From his early days he already knew he had something to say, but he had to say it with style – and say it by himself. Klein went on to attend Fashion Institute of Technology, where he did exceptionally well.
Klein said he was very independent and rarely asked for advice – “especially from parents.” But when his best friend returned from the military and suggested partnering with Klein to start a food business, he turned to his parents.
They intervened. His mother stated that she never wanted him to go into the family business and—much to Klein’s surprise—even his father, who was not supportive of his artistic career, offered advice. Klein’s father said, “If you don’t see it through, you may be unhappy for the rest of your life.”

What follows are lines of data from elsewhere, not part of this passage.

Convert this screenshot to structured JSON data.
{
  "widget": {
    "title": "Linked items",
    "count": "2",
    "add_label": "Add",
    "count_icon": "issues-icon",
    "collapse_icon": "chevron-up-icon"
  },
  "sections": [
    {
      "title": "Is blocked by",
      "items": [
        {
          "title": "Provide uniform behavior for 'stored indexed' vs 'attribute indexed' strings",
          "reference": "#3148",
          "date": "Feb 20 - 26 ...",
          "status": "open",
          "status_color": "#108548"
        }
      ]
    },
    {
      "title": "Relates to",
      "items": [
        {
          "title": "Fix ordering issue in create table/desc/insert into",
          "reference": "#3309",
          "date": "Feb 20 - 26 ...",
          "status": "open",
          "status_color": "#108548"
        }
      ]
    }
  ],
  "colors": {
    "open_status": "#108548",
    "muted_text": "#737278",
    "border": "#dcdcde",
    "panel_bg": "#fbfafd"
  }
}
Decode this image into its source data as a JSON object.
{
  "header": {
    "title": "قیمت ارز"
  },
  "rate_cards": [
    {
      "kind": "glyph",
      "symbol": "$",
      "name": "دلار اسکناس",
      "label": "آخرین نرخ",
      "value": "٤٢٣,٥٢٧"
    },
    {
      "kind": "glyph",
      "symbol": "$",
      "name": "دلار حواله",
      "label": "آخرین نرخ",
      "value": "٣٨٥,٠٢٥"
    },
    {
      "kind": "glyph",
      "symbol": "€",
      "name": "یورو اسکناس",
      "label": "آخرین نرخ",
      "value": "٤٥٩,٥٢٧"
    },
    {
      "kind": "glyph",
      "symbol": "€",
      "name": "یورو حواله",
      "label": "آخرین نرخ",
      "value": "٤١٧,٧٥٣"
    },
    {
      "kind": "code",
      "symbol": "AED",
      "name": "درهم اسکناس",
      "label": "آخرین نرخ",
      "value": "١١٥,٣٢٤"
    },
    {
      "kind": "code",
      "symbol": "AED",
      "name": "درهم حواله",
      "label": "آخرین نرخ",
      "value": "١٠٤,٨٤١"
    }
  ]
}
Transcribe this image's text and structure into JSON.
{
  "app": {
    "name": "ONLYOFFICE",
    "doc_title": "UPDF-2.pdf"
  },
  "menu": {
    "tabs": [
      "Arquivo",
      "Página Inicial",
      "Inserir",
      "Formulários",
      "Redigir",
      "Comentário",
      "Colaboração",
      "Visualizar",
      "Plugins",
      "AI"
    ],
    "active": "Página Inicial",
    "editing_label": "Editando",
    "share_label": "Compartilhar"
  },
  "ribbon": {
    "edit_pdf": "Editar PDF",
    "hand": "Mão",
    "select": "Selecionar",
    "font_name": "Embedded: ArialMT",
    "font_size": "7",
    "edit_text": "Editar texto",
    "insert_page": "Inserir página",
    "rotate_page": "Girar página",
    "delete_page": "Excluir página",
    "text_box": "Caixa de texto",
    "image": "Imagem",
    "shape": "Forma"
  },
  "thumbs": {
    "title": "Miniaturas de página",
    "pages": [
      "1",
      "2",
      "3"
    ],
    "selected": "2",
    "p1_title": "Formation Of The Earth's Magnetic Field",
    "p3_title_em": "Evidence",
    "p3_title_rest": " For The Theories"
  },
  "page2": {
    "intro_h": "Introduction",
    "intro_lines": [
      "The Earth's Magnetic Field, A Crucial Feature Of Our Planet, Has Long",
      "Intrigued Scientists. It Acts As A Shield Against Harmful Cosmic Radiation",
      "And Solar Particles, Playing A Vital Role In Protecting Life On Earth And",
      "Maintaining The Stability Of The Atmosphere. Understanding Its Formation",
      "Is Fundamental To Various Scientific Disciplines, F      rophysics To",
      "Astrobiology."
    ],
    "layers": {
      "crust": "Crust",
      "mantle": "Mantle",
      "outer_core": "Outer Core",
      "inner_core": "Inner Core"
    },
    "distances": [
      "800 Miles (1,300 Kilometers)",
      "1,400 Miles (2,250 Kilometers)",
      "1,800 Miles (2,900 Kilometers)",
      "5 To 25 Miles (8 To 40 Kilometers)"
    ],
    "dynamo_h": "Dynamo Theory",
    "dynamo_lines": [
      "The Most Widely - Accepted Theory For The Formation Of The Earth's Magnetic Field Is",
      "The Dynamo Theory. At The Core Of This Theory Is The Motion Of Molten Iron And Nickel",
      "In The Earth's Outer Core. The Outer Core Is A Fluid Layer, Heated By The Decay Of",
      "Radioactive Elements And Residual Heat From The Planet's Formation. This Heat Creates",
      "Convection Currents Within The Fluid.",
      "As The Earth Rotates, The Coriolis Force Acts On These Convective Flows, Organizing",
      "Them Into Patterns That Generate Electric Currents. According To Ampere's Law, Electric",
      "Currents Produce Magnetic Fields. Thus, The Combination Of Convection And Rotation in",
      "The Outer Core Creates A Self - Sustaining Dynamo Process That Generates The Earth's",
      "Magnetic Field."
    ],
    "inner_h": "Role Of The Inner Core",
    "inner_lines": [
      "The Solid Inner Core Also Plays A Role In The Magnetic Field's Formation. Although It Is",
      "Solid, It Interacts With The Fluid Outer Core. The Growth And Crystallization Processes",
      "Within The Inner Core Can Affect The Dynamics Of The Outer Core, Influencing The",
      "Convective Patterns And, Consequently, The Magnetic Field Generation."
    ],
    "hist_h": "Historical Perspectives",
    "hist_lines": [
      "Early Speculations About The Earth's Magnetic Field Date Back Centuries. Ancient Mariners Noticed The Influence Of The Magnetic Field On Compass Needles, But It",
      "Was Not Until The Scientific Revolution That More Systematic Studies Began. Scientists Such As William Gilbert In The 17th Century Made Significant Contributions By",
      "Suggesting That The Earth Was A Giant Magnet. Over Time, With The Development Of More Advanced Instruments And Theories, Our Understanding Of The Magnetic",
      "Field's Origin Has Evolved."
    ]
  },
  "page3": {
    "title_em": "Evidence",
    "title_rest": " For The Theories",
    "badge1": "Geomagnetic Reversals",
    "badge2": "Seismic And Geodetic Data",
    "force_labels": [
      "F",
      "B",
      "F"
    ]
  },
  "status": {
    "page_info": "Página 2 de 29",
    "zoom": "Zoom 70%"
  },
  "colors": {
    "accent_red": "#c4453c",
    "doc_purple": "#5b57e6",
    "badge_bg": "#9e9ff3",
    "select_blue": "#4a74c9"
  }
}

Klein then summed up his early career, calling it, “two horrible jobs making horrible clothes.” He quit the first job after six months and moved into the second, where he began working nights and weekends on his own line of clothes. He was fired one week before he planned to resign but this misfortune came with a stroke of luck.
Klein rolled a rack of his clothes thirty blocks from 5th Avenue to 7th Street – with a broken wheel and copious amounts of stress – to Bonwit Teller, a New York clothing store interested in purchasing his designs.
And so he began building his empire. Klein said the fashion industry, “is a business of relationships,” a statement that rings true when he drops the names of his friends in the industry – fashion giants like Donna Karen and Ralph Lauren.
“Be nice—it gets you a whole lot further,” Klein said. “People will do things for you because they like you,” he continued, “they want you to succeed.” His relationships came naturally, as did his vision.
“You have to have a real sense of connecting with people and recognizing talent,” said Klein. “I would never have run anything if I didn’t love it.” Mr. Klein’s name was on the front lines of fashion and he was on the front lines of his own name: “I was always involved, everything we ever did, there was a strategy behind it.” One day that strategy became sexuality and it soon this new, formerly taboo element, took over his campaigns.
Mr. Klein sold his company in 2002 and does not comment on it’s current. Except a few comments about the new ad campaigns, when he stated that the campaign with Kendall Jenner is, “not the kind of thing I would have done.”
Since then, Mr. Klein travels to schools and universities giving lectures about his design philosophy and success.
“You have to exude confidence,” said Mr. Klein as parting advice, “I would get nervous…but yet you have to exude confidence. And yet you have to believe in what your body is telling you.”